::: Task inputs :::

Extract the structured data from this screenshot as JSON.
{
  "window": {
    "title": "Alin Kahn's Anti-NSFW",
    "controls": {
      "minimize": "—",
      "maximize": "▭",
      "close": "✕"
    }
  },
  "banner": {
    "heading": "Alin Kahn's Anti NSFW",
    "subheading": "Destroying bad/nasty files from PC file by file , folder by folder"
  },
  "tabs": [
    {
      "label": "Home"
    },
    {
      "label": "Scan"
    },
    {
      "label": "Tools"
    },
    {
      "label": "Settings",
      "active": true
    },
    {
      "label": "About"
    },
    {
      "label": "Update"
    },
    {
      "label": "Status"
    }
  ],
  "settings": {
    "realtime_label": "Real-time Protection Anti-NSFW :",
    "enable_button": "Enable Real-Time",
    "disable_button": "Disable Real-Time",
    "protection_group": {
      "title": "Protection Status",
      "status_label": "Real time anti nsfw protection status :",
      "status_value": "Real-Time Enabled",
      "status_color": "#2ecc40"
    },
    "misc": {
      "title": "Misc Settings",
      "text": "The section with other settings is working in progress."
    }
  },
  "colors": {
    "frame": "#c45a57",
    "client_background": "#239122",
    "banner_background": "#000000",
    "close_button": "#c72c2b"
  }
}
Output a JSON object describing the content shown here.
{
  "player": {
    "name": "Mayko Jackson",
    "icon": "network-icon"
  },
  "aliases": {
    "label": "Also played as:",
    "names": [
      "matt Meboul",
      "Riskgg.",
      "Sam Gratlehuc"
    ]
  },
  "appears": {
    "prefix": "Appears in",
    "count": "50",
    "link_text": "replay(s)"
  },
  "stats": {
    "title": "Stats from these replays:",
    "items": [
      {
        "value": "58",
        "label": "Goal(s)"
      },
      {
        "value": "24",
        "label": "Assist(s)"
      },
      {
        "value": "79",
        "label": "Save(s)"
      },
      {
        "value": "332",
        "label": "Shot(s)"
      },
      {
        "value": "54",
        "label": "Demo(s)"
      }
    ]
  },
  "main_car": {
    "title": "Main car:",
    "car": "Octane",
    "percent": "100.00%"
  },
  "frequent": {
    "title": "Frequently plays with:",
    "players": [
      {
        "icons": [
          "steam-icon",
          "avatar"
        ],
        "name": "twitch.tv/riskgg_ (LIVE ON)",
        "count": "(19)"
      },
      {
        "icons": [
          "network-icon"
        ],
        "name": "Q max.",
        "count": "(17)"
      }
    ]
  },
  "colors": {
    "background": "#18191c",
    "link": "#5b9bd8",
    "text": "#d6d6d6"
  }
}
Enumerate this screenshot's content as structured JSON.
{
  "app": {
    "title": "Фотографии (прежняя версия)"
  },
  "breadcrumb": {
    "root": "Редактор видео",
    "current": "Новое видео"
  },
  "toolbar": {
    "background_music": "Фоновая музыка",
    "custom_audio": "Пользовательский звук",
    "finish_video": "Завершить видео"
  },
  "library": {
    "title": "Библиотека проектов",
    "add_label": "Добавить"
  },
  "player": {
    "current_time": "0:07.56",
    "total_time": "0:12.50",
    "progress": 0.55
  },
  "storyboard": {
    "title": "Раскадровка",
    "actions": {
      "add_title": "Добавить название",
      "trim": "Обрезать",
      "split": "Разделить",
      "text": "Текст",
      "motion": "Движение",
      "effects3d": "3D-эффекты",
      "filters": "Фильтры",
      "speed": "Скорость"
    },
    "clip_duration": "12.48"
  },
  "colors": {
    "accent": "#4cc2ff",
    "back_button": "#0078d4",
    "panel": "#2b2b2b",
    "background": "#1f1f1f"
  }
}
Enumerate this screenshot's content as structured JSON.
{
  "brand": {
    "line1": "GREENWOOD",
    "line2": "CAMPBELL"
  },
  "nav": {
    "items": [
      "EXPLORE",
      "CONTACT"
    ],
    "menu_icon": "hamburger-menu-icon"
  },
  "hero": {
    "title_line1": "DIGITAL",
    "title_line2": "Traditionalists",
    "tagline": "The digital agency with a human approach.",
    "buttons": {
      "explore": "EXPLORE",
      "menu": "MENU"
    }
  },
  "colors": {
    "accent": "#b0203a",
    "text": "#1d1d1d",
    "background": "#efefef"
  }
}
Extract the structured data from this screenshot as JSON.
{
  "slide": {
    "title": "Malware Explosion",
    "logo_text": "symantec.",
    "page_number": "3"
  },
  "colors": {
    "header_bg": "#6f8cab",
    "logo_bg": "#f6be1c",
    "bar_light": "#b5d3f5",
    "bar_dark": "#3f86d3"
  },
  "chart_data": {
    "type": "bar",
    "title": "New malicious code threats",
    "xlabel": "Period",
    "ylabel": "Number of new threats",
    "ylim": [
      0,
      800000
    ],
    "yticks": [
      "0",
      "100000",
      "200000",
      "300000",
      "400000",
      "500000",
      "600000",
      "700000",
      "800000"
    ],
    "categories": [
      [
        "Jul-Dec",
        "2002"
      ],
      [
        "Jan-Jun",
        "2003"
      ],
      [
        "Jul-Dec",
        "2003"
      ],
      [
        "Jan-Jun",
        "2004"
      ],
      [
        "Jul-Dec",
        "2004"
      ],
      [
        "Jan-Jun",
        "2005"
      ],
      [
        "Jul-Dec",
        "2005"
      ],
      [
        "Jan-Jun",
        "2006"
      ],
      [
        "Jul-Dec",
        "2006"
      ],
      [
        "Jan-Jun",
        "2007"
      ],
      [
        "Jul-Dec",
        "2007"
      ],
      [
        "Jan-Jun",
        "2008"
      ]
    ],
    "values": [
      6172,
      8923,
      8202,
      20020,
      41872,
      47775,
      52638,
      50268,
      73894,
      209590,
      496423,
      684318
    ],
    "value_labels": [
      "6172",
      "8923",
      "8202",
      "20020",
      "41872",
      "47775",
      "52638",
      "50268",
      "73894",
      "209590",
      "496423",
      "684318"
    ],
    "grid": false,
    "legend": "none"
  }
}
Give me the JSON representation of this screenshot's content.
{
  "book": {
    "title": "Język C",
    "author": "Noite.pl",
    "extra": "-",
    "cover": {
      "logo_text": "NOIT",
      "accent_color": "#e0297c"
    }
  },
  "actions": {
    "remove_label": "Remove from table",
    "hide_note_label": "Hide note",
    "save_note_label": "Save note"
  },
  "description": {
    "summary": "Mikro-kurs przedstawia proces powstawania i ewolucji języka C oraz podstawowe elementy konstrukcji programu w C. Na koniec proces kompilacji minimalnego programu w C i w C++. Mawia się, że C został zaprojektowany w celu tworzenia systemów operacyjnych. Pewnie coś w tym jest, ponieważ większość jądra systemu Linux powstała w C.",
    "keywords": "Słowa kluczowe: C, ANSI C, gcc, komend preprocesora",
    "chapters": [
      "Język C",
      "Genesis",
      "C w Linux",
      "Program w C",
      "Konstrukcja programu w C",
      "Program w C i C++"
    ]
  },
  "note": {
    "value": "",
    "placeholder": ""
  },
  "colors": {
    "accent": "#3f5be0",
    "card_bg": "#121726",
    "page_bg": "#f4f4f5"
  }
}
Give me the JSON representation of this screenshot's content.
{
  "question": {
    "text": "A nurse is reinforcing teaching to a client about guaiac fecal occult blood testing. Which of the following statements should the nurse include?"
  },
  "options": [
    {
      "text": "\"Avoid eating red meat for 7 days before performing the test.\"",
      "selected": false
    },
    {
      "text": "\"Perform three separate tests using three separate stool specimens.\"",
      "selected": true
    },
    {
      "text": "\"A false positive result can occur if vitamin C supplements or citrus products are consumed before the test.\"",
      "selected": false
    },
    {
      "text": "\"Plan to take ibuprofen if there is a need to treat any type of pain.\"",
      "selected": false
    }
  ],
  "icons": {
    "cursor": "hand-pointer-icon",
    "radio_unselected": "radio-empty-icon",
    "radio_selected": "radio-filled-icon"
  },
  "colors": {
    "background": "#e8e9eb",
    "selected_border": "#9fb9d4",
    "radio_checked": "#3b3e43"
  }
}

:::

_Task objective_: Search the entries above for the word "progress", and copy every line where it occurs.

_Result_:
      "text": "The section with other settings is working in progress."
    "progress": 0.55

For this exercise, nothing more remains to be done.